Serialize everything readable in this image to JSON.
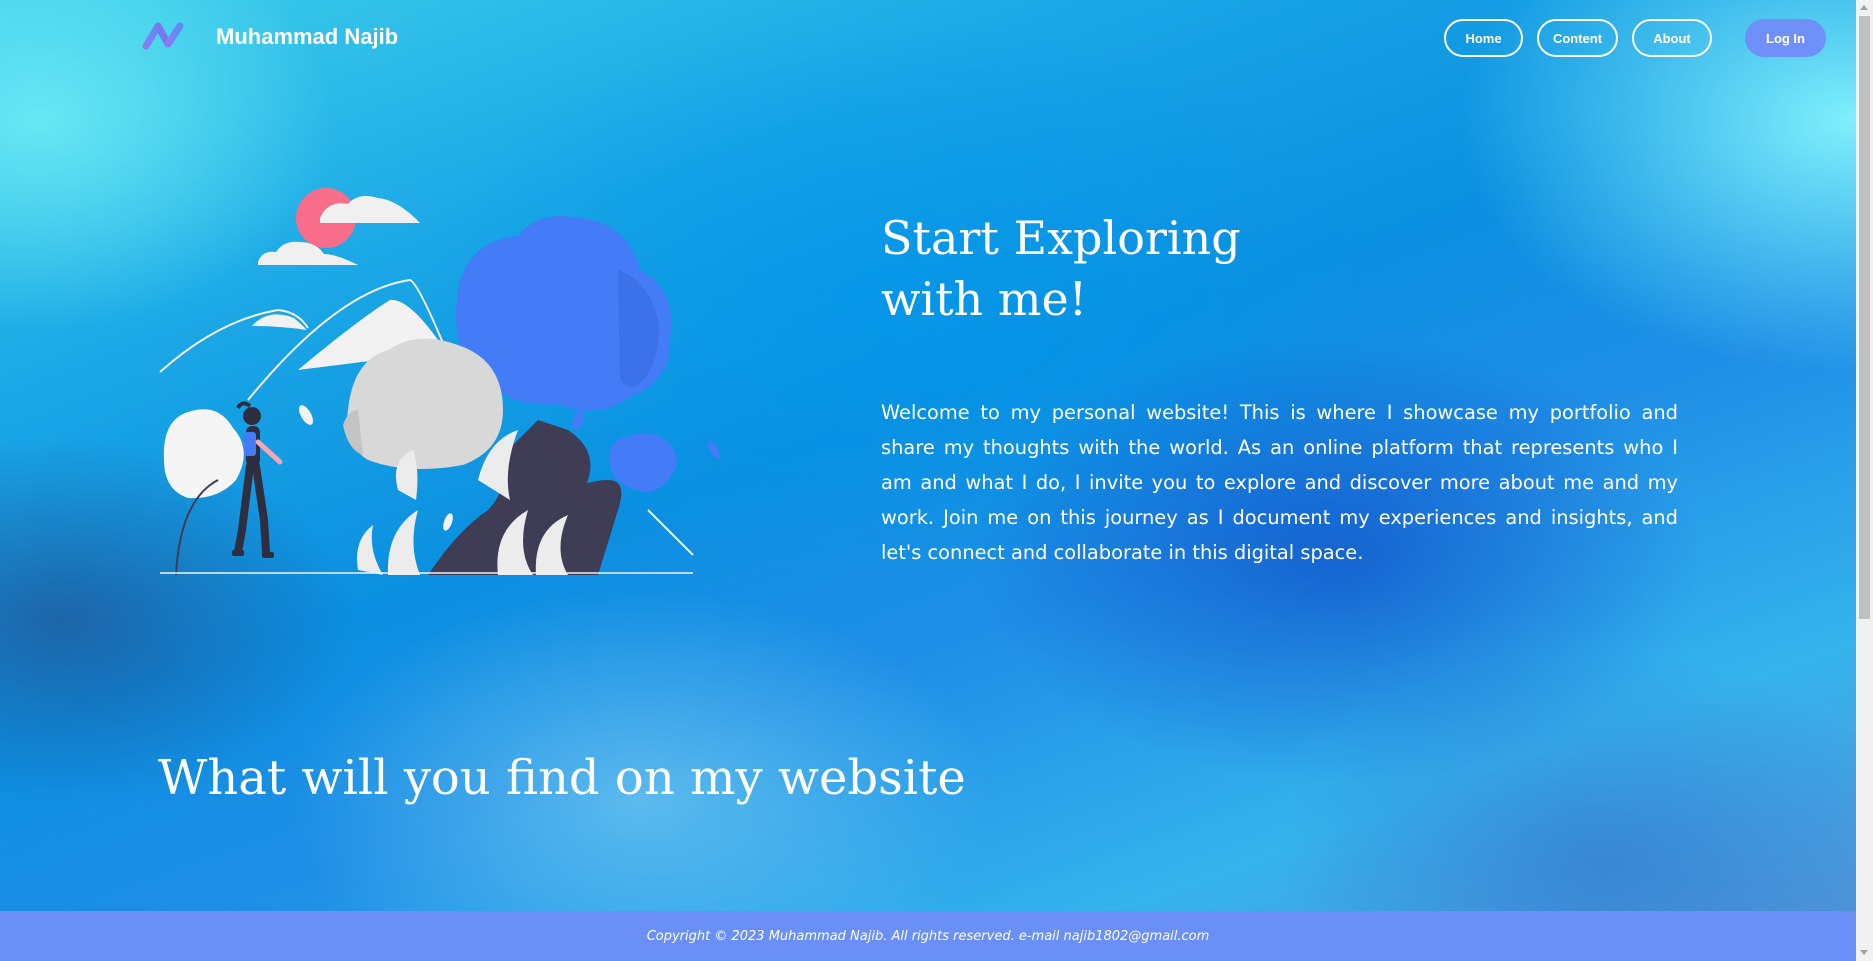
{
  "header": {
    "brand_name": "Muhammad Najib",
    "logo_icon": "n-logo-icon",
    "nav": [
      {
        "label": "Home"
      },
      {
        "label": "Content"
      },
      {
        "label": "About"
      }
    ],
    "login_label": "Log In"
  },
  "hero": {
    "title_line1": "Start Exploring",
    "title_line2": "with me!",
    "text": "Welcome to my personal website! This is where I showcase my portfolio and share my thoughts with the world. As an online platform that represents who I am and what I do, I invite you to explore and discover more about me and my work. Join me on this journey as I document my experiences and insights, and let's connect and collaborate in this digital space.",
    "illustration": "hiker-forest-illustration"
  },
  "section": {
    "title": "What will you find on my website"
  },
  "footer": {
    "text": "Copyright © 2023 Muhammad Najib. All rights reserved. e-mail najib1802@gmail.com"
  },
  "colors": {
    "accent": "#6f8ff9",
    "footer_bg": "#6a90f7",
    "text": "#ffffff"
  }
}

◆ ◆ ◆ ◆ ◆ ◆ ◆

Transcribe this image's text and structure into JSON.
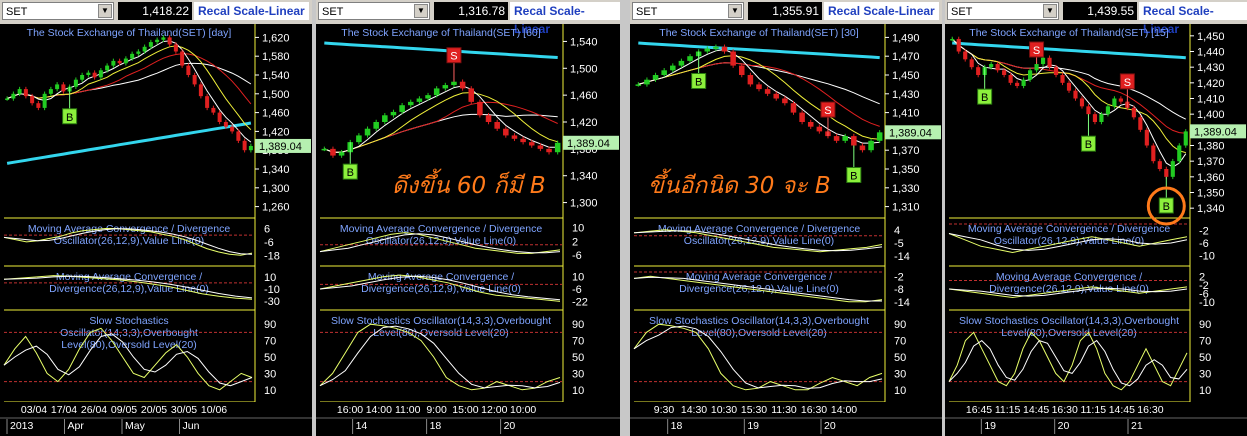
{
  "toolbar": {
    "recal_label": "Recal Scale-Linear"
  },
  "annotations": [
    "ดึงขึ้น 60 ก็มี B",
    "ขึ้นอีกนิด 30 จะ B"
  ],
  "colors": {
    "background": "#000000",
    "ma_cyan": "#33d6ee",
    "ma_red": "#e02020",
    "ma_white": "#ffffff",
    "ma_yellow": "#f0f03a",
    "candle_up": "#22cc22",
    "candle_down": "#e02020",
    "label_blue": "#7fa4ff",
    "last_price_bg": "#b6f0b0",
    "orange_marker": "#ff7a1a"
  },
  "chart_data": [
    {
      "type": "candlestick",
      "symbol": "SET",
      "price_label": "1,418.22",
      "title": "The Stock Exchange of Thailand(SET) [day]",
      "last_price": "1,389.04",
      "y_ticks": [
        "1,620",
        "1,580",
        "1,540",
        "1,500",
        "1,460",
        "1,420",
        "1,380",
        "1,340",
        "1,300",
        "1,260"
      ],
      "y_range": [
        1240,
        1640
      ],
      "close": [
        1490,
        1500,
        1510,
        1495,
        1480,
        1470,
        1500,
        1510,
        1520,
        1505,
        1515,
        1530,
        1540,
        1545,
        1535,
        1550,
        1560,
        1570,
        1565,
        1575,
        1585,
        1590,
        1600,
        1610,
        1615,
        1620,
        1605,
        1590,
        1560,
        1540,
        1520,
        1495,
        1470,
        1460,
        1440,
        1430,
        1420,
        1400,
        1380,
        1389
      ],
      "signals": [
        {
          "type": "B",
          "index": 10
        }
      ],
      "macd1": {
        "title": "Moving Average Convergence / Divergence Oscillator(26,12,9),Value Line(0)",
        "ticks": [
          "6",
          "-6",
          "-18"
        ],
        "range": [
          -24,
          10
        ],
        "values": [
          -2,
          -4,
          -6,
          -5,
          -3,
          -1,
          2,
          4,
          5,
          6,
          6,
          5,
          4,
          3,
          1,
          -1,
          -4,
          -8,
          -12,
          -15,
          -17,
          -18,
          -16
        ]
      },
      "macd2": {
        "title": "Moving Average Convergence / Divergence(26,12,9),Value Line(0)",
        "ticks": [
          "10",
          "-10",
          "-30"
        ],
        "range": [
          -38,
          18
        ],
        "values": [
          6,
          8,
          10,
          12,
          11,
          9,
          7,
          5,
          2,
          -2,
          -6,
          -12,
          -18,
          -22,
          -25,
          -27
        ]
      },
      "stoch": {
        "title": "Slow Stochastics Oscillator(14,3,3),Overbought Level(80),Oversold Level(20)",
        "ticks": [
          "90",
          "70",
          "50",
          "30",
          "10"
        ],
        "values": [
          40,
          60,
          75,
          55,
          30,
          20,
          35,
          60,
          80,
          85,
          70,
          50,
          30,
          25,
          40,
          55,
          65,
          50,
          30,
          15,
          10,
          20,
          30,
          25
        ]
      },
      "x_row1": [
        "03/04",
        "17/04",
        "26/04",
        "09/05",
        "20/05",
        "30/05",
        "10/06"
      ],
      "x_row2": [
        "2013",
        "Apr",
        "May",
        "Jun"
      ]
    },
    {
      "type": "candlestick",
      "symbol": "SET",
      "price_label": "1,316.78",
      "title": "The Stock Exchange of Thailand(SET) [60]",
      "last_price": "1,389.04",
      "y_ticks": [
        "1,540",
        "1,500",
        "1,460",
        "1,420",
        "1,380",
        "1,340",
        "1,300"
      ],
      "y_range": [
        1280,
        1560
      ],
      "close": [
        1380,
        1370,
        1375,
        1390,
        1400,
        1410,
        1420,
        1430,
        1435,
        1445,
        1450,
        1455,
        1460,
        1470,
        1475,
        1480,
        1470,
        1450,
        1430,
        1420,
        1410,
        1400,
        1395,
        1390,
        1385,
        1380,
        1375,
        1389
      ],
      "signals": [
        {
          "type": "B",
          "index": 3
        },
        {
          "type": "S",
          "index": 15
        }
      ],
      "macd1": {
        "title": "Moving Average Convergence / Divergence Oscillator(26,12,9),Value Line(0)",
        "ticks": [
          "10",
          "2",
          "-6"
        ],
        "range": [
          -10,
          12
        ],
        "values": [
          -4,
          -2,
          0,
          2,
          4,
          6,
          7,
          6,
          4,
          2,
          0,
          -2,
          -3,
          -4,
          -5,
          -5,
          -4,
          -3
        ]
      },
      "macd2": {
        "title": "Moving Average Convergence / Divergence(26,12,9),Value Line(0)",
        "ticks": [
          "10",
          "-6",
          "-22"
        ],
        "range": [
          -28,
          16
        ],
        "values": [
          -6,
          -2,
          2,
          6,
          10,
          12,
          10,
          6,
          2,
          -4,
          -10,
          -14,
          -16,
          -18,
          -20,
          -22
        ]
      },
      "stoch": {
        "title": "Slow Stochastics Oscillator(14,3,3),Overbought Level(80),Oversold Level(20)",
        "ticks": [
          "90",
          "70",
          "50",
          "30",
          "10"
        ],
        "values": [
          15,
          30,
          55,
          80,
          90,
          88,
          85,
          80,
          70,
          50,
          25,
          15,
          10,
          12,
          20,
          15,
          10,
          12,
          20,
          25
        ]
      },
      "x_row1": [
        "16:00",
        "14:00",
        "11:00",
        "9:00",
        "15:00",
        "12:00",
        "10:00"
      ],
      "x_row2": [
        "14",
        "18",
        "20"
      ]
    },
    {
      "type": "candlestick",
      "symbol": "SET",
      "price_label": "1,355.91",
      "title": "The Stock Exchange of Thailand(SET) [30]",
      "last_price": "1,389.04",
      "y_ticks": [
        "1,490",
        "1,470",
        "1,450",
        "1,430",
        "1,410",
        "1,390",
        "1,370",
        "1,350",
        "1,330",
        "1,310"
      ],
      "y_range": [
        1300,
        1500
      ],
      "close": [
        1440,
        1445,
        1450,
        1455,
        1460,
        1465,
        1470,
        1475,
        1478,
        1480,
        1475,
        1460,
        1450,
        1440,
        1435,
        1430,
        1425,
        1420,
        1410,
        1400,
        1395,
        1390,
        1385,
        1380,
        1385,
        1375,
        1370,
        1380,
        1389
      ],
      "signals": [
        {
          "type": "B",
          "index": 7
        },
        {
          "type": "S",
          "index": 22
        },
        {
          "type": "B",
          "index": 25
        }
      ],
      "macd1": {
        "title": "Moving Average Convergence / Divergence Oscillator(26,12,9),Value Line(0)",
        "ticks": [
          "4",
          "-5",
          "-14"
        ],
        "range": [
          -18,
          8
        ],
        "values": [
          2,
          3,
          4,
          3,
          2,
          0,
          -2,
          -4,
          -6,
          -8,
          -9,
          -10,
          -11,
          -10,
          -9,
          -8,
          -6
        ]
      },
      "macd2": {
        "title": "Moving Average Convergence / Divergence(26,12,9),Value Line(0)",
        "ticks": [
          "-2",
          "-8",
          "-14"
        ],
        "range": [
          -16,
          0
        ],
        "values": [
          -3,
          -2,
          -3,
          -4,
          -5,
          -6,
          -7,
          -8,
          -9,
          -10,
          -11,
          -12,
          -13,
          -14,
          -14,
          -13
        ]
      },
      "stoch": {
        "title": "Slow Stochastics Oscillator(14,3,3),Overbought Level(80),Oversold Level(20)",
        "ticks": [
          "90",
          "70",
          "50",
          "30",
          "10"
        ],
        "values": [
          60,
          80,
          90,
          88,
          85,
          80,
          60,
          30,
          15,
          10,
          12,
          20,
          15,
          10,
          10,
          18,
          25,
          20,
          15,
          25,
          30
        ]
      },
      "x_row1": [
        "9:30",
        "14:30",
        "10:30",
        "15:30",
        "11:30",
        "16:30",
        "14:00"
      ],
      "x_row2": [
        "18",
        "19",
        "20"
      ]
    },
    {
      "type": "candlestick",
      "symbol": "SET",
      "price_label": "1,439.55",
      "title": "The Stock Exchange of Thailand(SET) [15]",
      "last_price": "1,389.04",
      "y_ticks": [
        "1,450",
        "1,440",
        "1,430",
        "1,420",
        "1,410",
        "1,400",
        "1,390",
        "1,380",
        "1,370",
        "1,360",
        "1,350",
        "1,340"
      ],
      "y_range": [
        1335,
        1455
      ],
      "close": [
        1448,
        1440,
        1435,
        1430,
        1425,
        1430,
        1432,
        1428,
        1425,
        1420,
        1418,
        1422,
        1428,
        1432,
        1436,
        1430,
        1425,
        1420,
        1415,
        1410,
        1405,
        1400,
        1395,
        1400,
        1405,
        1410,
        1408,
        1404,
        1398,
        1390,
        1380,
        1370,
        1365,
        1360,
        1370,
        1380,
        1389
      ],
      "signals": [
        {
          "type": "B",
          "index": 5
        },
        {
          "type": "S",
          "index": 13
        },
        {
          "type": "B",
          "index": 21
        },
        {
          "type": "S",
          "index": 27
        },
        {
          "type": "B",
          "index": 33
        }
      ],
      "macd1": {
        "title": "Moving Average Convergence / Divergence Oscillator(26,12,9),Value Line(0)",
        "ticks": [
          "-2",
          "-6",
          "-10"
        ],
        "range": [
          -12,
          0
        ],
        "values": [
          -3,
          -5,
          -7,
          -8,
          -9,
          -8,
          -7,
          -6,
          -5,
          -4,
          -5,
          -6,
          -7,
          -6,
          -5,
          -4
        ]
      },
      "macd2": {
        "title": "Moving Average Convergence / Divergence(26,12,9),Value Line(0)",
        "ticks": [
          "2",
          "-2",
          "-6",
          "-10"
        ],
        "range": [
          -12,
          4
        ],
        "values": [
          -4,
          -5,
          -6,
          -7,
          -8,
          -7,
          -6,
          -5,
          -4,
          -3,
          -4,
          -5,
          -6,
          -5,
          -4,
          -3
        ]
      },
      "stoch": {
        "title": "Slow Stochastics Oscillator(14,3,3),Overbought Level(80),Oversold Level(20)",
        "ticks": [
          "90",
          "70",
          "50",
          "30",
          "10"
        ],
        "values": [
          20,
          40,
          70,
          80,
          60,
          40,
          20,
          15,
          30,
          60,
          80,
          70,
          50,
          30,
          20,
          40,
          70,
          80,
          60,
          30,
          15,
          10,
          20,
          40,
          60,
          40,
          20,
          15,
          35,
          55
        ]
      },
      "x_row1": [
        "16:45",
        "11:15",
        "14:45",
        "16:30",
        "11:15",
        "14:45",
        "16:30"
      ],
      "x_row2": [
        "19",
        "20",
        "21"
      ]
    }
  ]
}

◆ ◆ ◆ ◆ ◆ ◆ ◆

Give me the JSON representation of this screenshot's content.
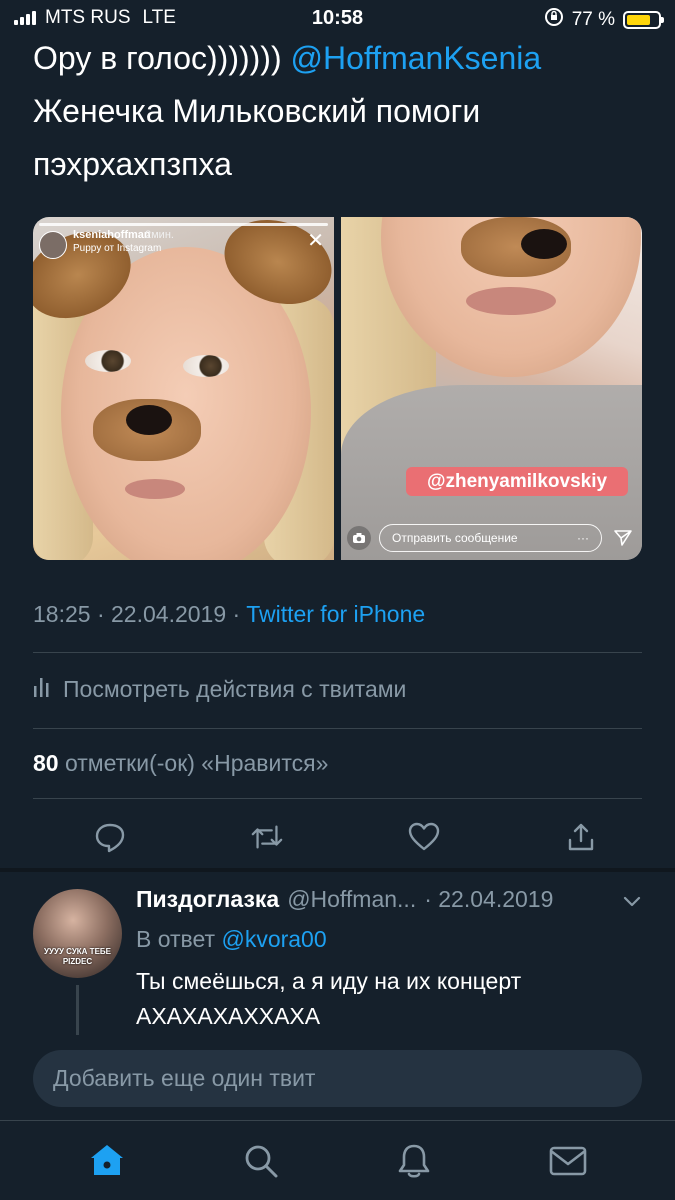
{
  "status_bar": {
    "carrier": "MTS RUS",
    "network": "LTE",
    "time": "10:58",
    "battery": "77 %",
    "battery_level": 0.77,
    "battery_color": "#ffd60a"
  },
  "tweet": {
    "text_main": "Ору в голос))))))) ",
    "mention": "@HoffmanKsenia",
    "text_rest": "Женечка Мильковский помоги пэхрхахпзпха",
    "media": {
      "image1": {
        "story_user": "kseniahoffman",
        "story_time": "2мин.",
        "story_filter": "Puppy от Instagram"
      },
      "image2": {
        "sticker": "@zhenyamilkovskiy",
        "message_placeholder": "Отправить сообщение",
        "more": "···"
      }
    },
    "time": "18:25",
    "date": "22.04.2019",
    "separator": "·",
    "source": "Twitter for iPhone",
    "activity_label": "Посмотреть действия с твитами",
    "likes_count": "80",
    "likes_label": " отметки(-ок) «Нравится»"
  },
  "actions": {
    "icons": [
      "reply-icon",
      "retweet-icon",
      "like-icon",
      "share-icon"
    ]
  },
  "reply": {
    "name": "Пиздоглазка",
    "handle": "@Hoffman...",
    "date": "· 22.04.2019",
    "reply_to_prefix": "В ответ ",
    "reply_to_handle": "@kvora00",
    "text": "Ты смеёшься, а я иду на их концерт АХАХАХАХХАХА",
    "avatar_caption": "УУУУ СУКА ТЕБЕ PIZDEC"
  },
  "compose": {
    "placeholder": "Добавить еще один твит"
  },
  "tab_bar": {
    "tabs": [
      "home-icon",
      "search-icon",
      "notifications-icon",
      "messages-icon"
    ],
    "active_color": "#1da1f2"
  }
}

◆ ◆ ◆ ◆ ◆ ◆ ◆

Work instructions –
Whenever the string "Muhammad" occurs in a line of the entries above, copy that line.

Written response –
    "brand_name": "Muhammad Najib",
    "text": "Copyright © 2023 Muhammad Najib. All rights reserved. e-mail najib1802@gmail.com"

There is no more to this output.